One of the first problems presented to students of deep learning is to classify handwritten digits in the MNIST dataset. This was recently ported to the web thanks to deeplearn.js. The web version has distinct educational advantages over the relatively dry TensorFlow tutorial. You can immediately get a feeling for the model, and start building intuition for what works and what doesn’t. Let’s preserve this interactivity, but change domains to audio. This post sets the scene for the auditory equivalent of MNIST. Rather than recognize handwritten digits, we will focus on recognizing spoken commands. We’ll do this by converting sounds like this:

Into images like this, called log-mel spectrograms, and in the next post, feed these images into the same types of models that do handwriting recognition so well:


The audio feature extraction technique I discuss here is generic enough to work for all sorts of audio, not just human speech. The rest of the post explains how. If you don’t care and just want to see the code, or play with some live demos, be my guest! Continue reading

How to publish about your research results for academic and non-academic audiences

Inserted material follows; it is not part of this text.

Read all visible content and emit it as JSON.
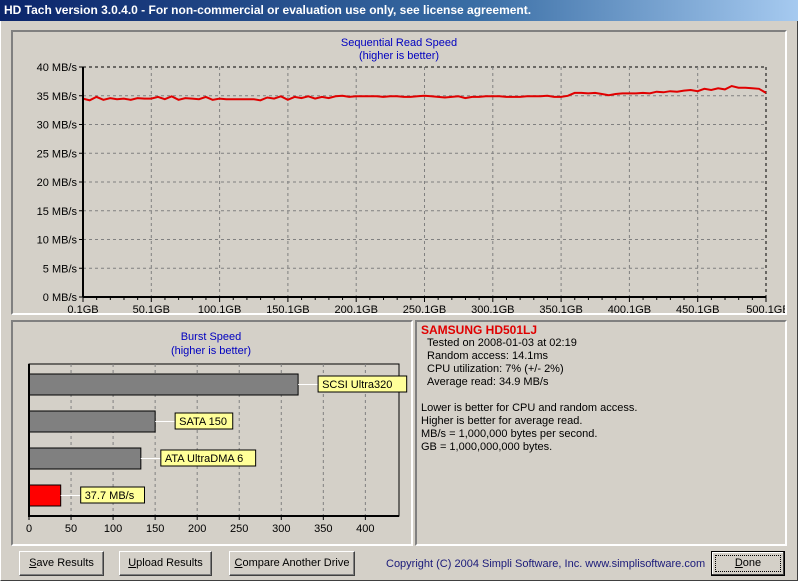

As a graduate student, one of our goals is to produce research that will be useful to the world, that will be known and used by other people. This usefulness can come in many forms; for example, our work can serve to inspire future research, which will take the topic one step further, or it can be used by people in the industry as part of their work. But for any of this to happen, the methods, results, and takeaways of our research need to be communicated to the world. Of course, most research programs require the student to write a thesis or dissertation, but the reality is that very few people will read it besides the evaluation committee. A thesis or dissertation might eventually be also read by other graduate students that are working on the same topic and want to know the existing literature in details. But other than that, most people would prefer to read a summarized version of the research instead of the whole thesis or dissertation. Continue reading